▶ **Action item**: Below are the records; print them again exactly and omit the pictures.

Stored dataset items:
====================
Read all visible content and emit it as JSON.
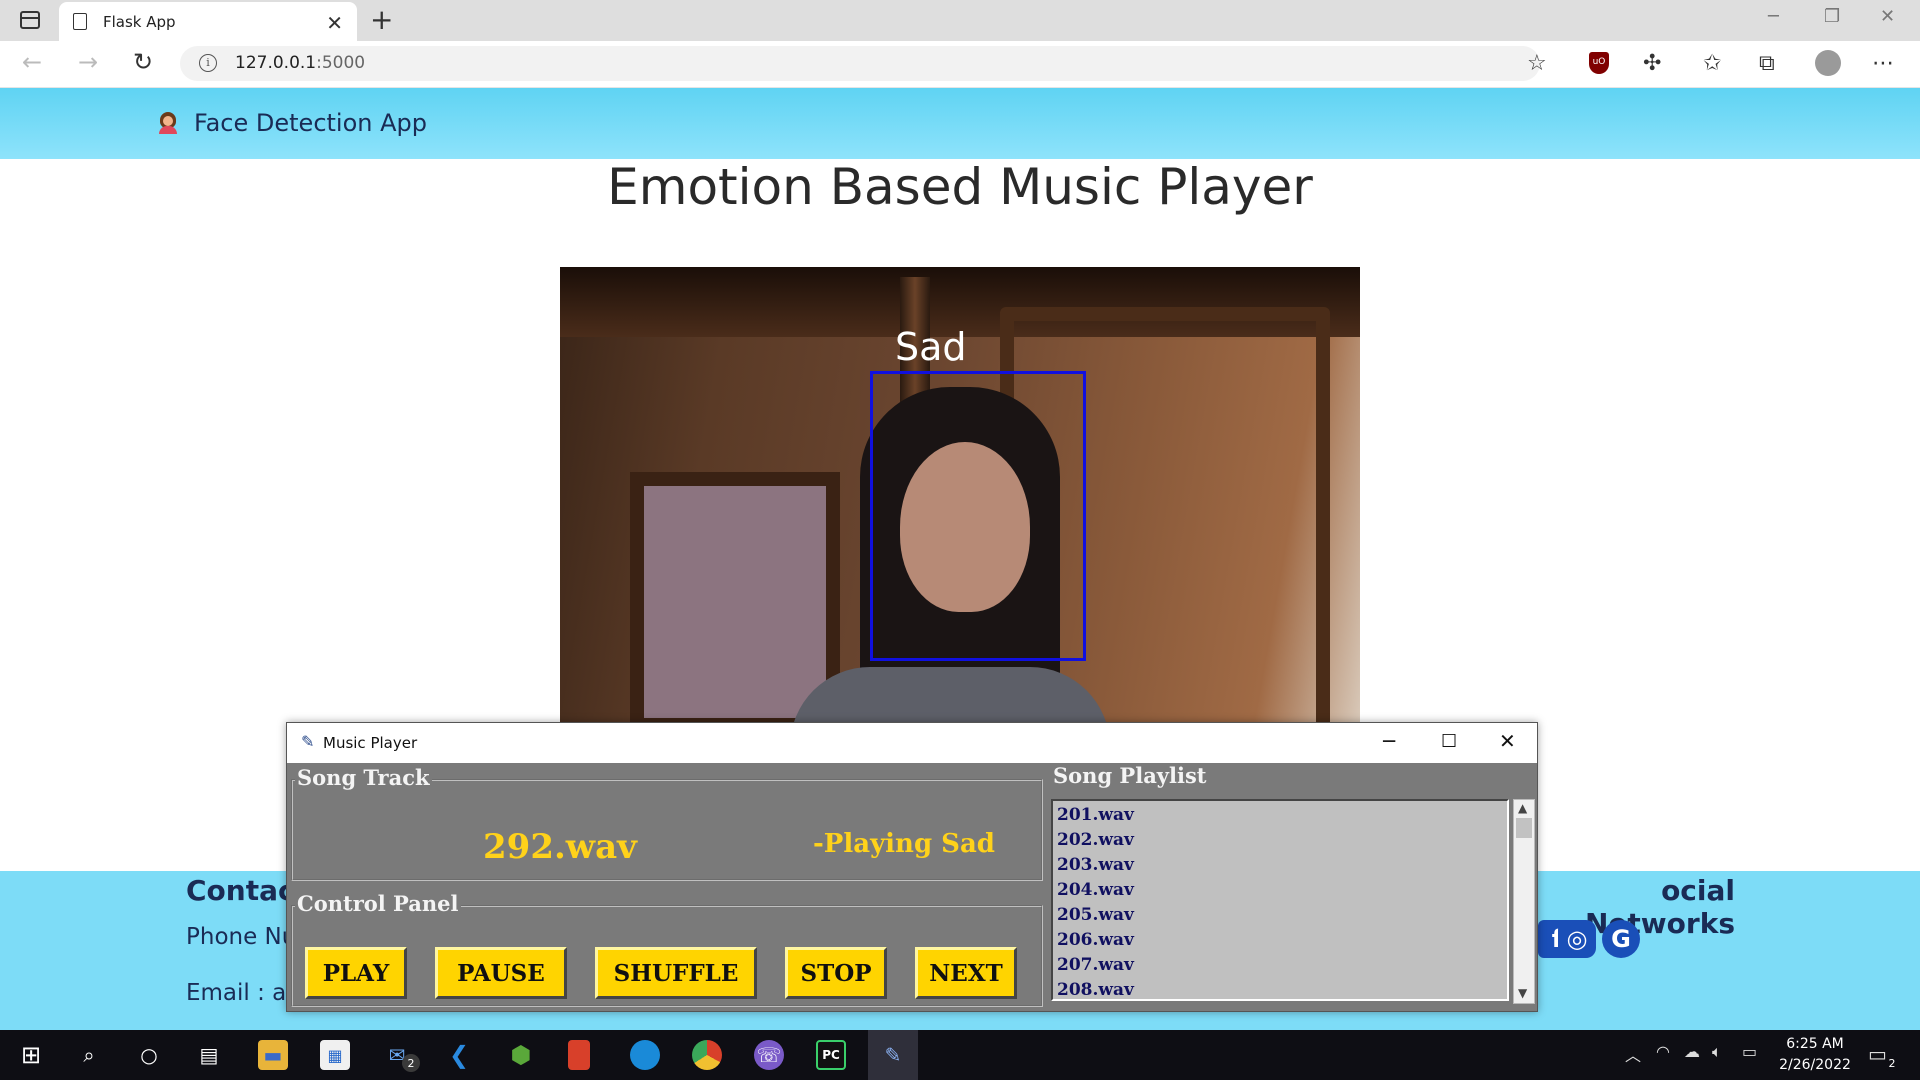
{
  "browser": {
    "tab_title": "Flask App",
    "url_host": "127.0.0.1",
    "url_port": ":5000",
    "tab_close_glyph": "✕",
    "new_tab_glyph": "+",
    "icons": [
      "sidebar-icon",
      "page-icon",
      "back-icon",
      "forward-icon",
      "refresh-icon",
      "info-icon",
      "add-favorite-icon",
      "ublock-icon",
      "extensions-icon",
      "favorites-icon",
      "collections-icon",
      "profile-icon",
      "more-icon"
    ]
  },
  "page": {
    "brand": "Face Detection App",
    "heading": "Emotion Based Music Player",
    "detected_emotion": "Sad",
    "footer": {
      "contact_title": "Contact",
      "phone_text": "Phone Nu",
      "email_text": "Email : as",
      "social_title": "ocial Networks",
      "social_icons": [
        "facebook-icon",
        "instagram-icon",
        "google-icon"
      ]
    }
  },
  "music_player": {
    "window_title": "Music Player",
    "song_track_label": "Song Track",
    "current_track": "292.wav",
    "status": "-Playing Sad",
    "control_panel_label": "Control Panel",
    "buttons": [
      "PLAY",
      "PAUSE",
      "SHUFFLE",
      "STOP",
      "NEXT"
    ],
    "playlist_label": "Song Playlist",
    "playlist": [
      "201.wav",
      "202.wav",
      "203.wav",
      "204.wav",
      "205.wav",
      "206.wav",
      "207.wav",
      "208.wav"
    ]
  },
  "taskbar": {
    "time": "6:25 AM",
    "date": "2/26/2022",
    "mail_badge": "2",
    "notification_badge": "2",
    "apps": [
      "start-icon",
      "search-icon",
      "cortana-icon",
      "task-view-icon",
      "file-explorer-icon",
      "store-icon",
      "mail-icon",
      "vscode-icon",
      "nodejs-icon",
      "office-icon",
      "edge-icon",
      "chrome-icon",
      "viber-icon",
      "pycharm-icon",
      "python-tk-icon"
    ]
  }
}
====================
▶ **Answer box**:
Read all visible content and emit it as JSON.
{
  "browser": {
    "tab_title": "Flask App",
    "url_host": "127.0.0.1",
    "url_port": ":5000",
    "tab_close_glyph": "✕",
    "new_tab_glyph": "+",
    "icons": [
      "sidebar-icon",
      "page-icon",
      "back-icon",
      "forward-icon",
      "refresh-icon",
      "info-icon",
      "add-favorite-icon",
      "ublock-icon",
      "extensions-icon",
      "favorites-icon",
      "collections-icon",
      "profile-icon",
      "more-icon"
    ]
  },
  "page": {
    "brand": "Face Detection App",
    "heading": "Emotion Based Music Player",
    "detected_emotion": "Sad",
    "footer": {
      "contact_title": "Contact",
      "phone_text": "Phone Nu",
      "email_text": "Email : as",
      "social_title": "ocial Networks",
      "social_icons": [
        "facebook-icon",
        "instagram-icon",
        "google-icon"
      ]
    }
  },
  "music_player": {
    "window_title": "Music Player",
    "song_track_label": "Song Track",
    "current_track": "292.wav",
    "status": "-Playing Sad",
    "control_panel_label": "Control Panel",
    "buttons": [
      "PLAY",
      "PAUSE",
      "SHUFFLE",
      "STOP",
      "NEXT"
    ],
    "playlist_label": "Song Playlist",
    "playlist": [
      "201.wav",
      "202.wav",
      "203.wav",
      "204.wav",
      "205.wav",
      "206.wav",
      "207.wav",
      "208.wav"
    ]
  },
  "taskbar": {
    "time": "6:25 AM",
    "date": "2/26/2022",
    "mail_badge": "2",
    "notification_badge": "2",
    "apps": [
      "start-icon",
      "search-icon",
      "cortana-icon",
      "task-view-icon",
      "file-explorer-icon",
      "store-icon",
      "mail-icon",
      "vscode-icon",
      "nodejs-icon",
      "office-icon",
      "edge-icon",
      "chrome-icon",
      "viber-icon",
      "pycharm-icon",
      "python-tk-icon"
    ]
  }
}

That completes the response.